If there is one thing in the world that really terrifies me, it is war. My entire generation grew up in Poland between the official communist propaganda, showing the Second World War as a combination of the country’s heroism and martyrdom, and rare personal accounts of traumatic, near-death war experiences from family members. I remember walking with my father at the seaside one evening. I asked him to turn around and look at an incredibly beautiful red sunset. He replied: “I don’t want to see it; it reminds me of the screams and smells of a burning city as we were led, like cattle, to a train ramp after the fall of the Warsaw uprising.” When that happened, he was four years old – and we had this conversation some 40 years later.
We, humans, are really good at commemorating wars and martyrdom. We have built statues to remember wars and their heroes and to honor the fallen and the victims. We have created commemorative gardens, eternal flames, urban plazas and parks. We hold historical reenactments of battles. We even have entire buildings, often holding museums, that are dedicated to wars. In just one country in Europe, there are more than 100,000 such monuments. They are supposed to allow us to remember the innocent who were killed, and all those who died fighting for their country. They are supposed to remind us of our past, so we do not make the same mistakes again.
The problem begins when they become a part of glorifying wars. Because wars are never glorious. They bring a bloody reality of violence, brutality, pain, death and destruction. They break men and women down because they are about killing and destroying, not about ethos and inspiration.
We need to remember the past and learn from it. But my dream is that we will get better at commemorating and celebrating peace.

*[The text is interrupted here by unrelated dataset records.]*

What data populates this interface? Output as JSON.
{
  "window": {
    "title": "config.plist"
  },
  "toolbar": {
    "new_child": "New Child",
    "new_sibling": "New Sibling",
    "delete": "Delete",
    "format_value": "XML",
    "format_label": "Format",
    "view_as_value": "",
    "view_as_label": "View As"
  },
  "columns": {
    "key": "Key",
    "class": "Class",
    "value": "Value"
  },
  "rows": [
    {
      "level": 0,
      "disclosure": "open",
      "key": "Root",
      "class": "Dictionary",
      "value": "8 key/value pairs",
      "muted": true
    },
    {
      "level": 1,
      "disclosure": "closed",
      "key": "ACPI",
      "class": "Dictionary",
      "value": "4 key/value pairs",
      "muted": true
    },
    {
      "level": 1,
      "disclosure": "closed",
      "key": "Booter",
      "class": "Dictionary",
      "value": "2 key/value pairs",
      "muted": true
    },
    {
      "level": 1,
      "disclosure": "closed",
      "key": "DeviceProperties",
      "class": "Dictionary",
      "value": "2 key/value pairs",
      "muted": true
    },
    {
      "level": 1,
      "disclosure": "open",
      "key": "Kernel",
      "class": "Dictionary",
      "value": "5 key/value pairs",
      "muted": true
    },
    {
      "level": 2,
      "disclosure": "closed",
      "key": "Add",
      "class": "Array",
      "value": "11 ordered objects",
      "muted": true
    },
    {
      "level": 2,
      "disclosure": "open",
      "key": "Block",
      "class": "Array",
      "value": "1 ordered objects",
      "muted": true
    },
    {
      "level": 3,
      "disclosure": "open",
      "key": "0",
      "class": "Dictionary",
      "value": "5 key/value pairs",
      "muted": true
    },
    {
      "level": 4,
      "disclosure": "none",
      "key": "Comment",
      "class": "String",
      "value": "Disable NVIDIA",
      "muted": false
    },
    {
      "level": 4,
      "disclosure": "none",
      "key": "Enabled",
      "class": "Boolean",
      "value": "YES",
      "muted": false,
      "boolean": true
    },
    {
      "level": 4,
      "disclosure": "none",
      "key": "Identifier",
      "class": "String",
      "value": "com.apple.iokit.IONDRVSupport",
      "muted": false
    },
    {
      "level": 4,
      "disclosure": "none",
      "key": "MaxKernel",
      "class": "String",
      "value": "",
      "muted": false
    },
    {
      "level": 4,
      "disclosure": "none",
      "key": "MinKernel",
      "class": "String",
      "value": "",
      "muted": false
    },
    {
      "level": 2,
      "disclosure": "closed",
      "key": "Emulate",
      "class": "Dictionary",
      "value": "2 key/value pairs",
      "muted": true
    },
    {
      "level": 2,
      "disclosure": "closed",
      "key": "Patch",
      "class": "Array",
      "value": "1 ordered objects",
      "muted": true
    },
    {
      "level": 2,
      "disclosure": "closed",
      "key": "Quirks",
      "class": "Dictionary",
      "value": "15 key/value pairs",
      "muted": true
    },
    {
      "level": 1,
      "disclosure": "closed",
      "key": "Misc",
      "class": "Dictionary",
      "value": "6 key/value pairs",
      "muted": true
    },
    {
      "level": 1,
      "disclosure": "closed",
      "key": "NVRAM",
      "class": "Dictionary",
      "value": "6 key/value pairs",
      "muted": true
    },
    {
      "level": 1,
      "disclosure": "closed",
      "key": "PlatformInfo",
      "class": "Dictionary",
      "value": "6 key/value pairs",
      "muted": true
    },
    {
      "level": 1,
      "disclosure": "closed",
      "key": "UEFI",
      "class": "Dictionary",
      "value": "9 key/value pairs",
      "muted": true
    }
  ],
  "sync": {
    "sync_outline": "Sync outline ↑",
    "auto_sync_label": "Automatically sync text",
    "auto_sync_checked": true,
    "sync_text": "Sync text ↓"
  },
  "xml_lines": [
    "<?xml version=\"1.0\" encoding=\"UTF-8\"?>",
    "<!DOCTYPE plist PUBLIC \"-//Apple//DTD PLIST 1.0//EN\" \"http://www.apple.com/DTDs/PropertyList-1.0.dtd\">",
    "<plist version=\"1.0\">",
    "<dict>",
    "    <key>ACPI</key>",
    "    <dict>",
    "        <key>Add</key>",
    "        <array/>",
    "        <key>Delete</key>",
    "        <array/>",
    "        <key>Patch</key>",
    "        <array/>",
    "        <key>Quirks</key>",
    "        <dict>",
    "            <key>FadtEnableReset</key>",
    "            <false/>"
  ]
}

Not just “negative peace” – the absence of war – but the positive peace from the dreams of Eleanor Roosevelt, Martin Luther King, Nelson Mandela and others.
Peace that isn’t just talked about but is what we believe in and are ready to work for.
Peace where there is justice and rule of law, and „an environment in which all can flourish regardless of race, color, religion, gender, class or any other social markers of difference”.
Peace that is filled with positive content: human relations that accept the rights of others and are based on respectful dialogue; social systems that serve the needs of the entire population; and the constructive resolution of conflicts, with due attention to the legitimate needs of all concerned.
I have learned that the distance between a dream and reality is called action. It is my deepest personal commitment to never stop acting for the positive peace in the world.